[Stored items from a collection]
::::

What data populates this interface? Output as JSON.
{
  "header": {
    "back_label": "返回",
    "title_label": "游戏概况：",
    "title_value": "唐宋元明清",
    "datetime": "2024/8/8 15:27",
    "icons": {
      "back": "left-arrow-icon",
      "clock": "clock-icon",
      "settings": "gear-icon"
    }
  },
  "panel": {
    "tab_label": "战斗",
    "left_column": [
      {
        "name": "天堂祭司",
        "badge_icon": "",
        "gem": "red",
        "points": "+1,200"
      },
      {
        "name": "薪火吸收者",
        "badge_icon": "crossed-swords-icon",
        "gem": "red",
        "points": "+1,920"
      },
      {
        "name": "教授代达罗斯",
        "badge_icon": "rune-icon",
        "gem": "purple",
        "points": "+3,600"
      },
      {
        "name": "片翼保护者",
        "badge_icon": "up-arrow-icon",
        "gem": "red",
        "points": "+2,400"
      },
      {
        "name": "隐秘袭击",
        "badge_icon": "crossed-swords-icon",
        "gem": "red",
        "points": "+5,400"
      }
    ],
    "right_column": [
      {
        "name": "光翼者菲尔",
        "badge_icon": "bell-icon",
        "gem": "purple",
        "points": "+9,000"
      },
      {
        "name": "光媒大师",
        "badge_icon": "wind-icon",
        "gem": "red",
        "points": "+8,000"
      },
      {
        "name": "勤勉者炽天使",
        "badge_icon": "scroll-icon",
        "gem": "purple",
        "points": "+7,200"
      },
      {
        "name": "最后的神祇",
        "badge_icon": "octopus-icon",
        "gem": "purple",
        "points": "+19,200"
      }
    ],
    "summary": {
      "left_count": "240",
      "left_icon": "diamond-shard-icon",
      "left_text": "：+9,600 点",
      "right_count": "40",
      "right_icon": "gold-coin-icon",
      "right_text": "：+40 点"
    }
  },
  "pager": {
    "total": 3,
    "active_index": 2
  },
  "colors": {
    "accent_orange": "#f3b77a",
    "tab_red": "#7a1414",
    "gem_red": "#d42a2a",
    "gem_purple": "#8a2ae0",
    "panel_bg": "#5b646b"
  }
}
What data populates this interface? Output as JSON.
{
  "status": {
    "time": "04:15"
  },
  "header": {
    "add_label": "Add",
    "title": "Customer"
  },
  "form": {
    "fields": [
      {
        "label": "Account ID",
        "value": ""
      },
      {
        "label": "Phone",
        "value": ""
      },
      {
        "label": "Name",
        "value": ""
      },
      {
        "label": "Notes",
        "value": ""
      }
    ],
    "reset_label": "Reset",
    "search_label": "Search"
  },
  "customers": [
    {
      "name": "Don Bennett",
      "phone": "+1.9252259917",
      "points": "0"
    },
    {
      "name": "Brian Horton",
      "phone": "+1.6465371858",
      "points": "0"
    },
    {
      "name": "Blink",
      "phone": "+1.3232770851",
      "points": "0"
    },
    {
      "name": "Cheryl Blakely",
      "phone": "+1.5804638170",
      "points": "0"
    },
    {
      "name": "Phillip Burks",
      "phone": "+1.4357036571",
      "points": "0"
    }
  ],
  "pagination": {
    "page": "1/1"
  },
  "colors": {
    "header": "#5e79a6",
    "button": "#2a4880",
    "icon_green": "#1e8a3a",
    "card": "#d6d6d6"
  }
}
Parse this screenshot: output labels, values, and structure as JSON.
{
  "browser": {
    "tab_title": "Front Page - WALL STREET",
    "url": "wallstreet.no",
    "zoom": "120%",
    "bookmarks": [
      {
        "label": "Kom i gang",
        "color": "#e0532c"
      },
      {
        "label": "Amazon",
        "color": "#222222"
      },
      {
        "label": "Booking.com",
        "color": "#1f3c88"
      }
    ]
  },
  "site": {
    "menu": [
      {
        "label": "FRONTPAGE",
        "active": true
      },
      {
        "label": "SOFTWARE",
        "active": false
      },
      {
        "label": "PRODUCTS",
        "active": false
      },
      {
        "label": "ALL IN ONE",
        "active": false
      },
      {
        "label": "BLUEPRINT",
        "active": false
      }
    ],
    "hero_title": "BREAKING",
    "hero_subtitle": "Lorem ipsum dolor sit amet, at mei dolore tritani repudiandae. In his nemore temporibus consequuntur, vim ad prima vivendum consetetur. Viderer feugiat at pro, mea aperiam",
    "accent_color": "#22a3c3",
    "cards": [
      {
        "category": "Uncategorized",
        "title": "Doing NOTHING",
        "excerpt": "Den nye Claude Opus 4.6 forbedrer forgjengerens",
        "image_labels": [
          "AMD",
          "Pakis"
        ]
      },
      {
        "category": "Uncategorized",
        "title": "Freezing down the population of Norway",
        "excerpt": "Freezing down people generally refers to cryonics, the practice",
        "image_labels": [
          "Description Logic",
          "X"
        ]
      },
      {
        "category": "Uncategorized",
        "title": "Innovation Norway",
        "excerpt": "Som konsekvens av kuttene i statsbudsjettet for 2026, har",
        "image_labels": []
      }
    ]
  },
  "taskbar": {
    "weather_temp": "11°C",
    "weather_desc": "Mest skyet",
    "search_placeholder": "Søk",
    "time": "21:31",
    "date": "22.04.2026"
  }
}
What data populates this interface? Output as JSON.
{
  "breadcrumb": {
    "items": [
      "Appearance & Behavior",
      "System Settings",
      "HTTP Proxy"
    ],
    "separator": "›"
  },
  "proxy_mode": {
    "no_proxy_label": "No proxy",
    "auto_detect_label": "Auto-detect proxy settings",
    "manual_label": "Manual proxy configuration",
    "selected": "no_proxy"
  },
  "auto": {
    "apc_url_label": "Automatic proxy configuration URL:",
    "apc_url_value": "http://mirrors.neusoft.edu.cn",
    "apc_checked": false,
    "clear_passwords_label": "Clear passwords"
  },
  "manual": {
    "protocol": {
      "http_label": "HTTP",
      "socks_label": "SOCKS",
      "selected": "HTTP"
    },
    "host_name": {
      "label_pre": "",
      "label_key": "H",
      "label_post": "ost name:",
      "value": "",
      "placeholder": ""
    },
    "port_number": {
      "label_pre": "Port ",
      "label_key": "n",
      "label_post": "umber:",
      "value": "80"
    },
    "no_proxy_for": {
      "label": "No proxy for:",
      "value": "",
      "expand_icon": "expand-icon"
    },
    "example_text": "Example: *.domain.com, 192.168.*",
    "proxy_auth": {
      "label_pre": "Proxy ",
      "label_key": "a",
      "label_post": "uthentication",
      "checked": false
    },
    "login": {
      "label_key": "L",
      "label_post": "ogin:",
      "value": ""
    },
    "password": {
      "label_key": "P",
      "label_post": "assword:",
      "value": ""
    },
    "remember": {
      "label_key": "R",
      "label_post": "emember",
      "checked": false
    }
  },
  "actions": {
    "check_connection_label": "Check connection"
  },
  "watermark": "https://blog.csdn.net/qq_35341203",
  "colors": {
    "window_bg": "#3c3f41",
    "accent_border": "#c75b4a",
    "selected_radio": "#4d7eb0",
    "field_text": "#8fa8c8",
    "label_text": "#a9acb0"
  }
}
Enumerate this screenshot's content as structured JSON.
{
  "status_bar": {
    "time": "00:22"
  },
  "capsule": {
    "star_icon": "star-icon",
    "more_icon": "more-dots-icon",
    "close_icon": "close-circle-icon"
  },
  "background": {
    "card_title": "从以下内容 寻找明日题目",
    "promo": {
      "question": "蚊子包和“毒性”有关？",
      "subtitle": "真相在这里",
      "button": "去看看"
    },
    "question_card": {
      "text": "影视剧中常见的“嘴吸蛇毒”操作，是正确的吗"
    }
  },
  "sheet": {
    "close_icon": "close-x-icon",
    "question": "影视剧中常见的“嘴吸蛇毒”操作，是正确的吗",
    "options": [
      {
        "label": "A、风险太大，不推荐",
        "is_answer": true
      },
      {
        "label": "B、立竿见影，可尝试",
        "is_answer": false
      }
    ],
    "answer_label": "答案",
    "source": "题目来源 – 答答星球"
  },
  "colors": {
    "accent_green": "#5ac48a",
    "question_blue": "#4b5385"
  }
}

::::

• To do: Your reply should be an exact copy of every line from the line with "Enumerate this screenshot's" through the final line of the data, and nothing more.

• Output for this task:
Enumerate this screenshot's content as structured JSON.
{
  "status_bar": {
    "time": "00:22"
  },
  "capsule": {
    "star_icon": "star-icon",
    "more_icon": "more-dots-icon",
    "close_icon": "close-circle-icon"
  },
  "background": {
    "card_title": "从以下内容 寻找明日题目",
    "promo": {
      "question": "蚊子包和“毒性”有关？",
      "subtitle": "真相在这里",
      "button": "去看看"
    },
    "question_card": {
      "text": "影视剧中常见的“嘴吸蛇毒”操作，是正确的吗"
    }
  },
  "sheet": {
    "close_icon": "close-x-icon",
    "question": "影视剧中常见的“嘴吸蛇毒”操作，是正确的吗",
    "options": [
      {
        "label": "A、风险太大，不推荐",
        "is_answer": true
      },
      {
        "label": "B、立竿见影，可尝试",
        "is_answer": false
      }
    ],
    "answer_label": "答案",
    "source": "题目来源 – 答答星球"
  },
  "colors": {
    "accent_green": "#5ac48a",
    "question_blue": "#4b5385"
  }
}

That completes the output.